Admix has installed thousands of batch mixers around the globe, and our customers know that we have a robust field service program that offers on-site training, preventative maintenance programs, and in-plant audits.
Lock out critical speed – Top-entry batch mixers, like the Admix Rotosolver, all have a “critical speed” – a harmonic that becomes obvious when the mixer is run in that speed range. Typically, it is seen in the form of a vibration or wobble in the shaft system. Many times this becomes apparent when a variable frequency drive (VFD) is added and the mixer speed is changed to optimize the process. Before varying the speed of any mixer, ask the manufacturer for the critical speed and recommended lockout range. Typically, you would lock out 20% on either side of the critical speed
Prevent corrosion of lower drive bearings – Tanks are often flooded for cleaning. Make sure that the mixer has a lower seal designed to keep cleaning solutions from entering the mixer drive. Also, consider adding a seal plate with a dual seal design. Many times a small offset elevation pedestal can be added to create an “air gap” between the mixer drive and the tanks mount nozzle to allow the cleaning solution to escape before entering the mixer drive.
Don’t run your mixer through drawdown or pump out – Some mixers are designed to run in fluid, while others can run completely dry, but no mixer is designed to run during drawdown (tank being discharged). Admix recommends adding a control parameter so when the tank outlet valve is opened or the transfer pump is turned on, the mixer automatically shuts off.
Check mixer shaft straightness – The straighter the shaft, the less radial load is put on the bearings. The less load on the bearing, the longer the life. Good preventive maintenance includes always checking shaft straightness to ensure that it is within tolerance. Get step-by-step instructions on how to check and correct shaft straightness in this service video.
Check mixer compatibility when making process changes – If your process changes, it is wise to check with the mixer manufacturer to ensure design compatibility with the new process. For example, not all mixers are designed to have frozen solids added directly to a vessel, which can cause severe deflection and shaft bending.
Ensure your gearbox is designed for washdown environments – Plant sanitation has evolved and specific washdown and CIP procedures are more stringent as a result. Confirm that breathers and seals on existing gearboxes are designed for this duty. Gortex breathers allow pressure to normalize, but do not allow moisture to enter the box.
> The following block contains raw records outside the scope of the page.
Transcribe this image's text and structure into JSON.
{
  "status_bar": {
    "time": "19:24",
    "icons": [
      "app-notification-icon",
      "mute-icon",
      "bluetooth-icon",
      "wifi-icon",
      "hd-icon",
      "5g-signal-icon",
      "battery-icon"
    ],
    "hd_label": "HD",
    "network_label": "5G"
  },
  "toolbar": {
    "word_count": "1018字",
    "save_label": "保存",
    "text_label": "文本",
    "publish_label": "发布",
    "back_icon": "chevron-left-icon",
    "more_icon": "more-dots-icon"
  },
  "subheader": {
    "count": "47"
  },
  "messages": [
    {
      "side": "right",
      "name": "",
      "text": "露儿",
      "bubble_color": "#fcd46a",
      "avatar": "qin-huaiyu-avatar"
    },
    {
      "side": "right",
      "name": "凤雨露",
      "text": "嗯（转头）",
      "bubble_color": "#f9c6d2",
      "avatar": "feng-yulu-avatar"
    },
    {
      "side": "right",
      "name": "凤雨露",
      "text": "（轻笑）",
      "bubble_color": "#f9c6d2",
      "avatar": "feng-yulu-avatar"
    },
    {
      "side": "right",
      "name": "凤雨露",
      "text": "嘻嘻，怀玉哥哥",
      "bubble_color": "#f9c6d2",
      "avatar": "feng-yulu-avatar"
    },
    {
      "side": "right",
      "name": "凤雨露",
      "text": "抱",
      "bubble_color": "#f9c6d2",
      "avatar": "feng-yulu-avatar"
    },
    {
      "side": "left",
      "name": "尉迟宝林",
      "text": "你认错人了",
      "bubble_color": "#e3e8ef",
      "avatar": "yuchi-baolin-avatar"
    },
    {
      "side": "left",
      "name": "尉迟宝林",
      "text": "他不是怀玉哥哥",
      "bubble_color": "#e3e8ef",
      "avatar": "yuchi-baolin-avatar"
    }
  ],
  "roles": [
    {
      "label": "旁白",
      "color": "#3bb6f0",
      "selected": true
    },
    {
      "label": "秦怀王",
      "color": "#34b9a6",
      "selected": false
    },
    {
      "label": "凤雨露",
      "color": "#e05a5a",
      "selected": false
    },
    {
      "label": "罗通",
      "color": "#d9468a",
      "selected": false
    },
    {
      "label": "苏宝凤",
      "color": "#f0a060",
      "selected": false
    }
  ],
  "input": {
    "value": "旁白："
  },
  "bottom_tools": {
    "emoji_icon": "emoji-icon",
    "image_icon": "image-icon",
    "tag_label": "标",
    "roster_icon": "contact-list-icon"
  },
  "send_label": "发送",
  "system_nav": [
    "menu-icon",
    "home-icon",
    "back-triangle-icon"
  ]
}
Double-check your washdown motor installation – You’ve already determined that a washdown-duty motor is required for your tough processing environment. But did you know that even washdown-duty motors can fail if the correct weep holes are not plugged? The intent of a weep hole in an electric washdown-duty motor is to allow water to escape. If the correct weep holes are not open, water can pool in the bearings and cause premature failure.
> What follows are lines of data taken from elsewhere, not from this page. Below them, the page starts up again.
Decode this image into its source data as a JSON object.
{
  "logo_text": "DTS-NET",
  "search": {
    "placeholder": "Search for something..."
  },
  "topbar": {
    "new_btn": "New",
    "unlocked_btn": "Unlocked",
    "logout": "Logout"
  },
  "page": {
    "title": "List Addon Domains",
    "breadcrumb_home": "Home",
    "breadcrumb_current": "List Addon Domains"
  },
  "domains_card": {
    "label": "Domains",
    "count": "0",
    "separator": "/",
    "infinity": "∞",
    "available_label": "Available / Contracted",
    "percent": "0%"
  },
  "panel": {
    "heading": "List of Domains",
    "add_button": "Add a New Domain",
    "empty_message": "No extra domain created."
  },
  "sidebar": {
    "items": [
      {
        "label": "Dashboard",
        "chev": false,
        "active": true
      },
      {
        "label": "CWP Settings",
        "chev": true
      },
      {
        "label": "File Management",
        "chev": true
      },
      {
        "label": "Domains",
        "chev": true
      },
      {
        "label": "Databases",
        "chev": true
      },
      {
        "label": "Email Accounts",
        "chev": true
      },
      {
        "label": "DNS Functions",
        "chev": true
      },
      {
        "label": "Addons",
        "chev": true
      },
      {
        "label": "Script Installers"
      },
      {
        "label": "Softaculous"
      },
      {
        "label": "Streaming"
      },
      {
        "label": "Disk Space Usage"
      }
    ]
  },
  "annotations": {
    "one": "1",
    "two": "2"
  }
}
Properly position your mixing impeller – Some formulas demand that mixers run at low liquid levels so processors may need to mount the impeller closer to the bottom of the tank. A good rule of thumb is that an impeller should never be installed any closer than one impeller diameter from the bottom. Severe deflection, motor overloading. and premature bearing failure could result if mounted any closer.
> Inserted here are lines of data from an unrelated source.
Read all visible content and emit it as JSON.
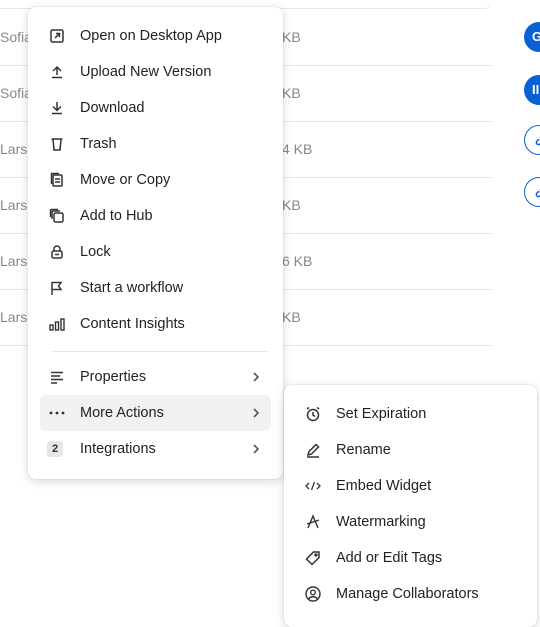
{
  "background_rows": [
    {
      "owner": "Sofia",
      "size": "KB"
    },
    {
      "owner": "Sofia",
      "size": "KB"
    },
    {
      "owner": "Lars",
      "size": "4 KB"
    },
    {
      "owner": "Lars",
      "size": "KB"
    },
    {
      "owner": "Lars",
      "size": "6 KB"
    },
    {
      "owner": "Lars",
      "size": "KB"
    }
  ],
  "avatars": [
    {
      "text": "G",
      "style": "solid"
    },
    {
      "text": "II",
      "style": "solid"
    },
    {
      "icon": "link-icon",
      "style": "outline"
    },
    {
      "icon": "link-icon",
      "style": "outline"
    }
  ],
  "context_menu": {
    "items": [
      {
        "label": "Open on Desktop App",
        "icon": "external-open-icon"
      },
      {
        "label": "Upload New Version",
        "icon": "upload-icon"
      },
      {
        "label": "Download",
        "icon": "download-icon"
      },
      {
        "label": "Trash",
        "icon": "trash-icon"
      },
      {
        "label": "Move or Copy",
        "icon": "copy-icon"
      },
      {
        "label": "Add to Hub",
        "icon": "hub-icon"
      },
      {
        "label": "Lock",
        "icon": "lock-icon"
      },
      {
        "label": "Start a workflow",
        "icon": "flag-icon"
      },
      {
        "label": "Content Insights",
        "icon": "bar-chart-icon"
      }
    ],
    "submenu_items": [
      {
        "label": "Properties",
        "icon": "list-icon"
      },
      {
        "label": "More Actions",
        "icon": "more-dots-icon",
        "active": true
      },
      {
        "label": "Integrations",
        "icon": "integrations-badge",
        "badge": "2"
      }
    ]
  },
  "more_actions_menu": {
    "items": [
      {
        "label": "Set Expiration",
        "icon": "alarm-clock-icon"
      },
      {
        "label": "Rename",
        "icon": "pencil-icon"
      },
      {
        "label": "Embed Widget",
        "icon": "code-icon"
      },
      {
        "label": "Watermarking",
        "icon": "watermark-icon"
      },
      {
        "label": "Add or Edit Tags",
        "icon": "tag-icon"
      },
      {
        "label": "Manage Collaborators",
        "icon": "collaborators-icon"
      }
    ]
  }
}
If you’re interested in scheduling a field service visit or audit, fill out this brief form and we’ll contact you right away.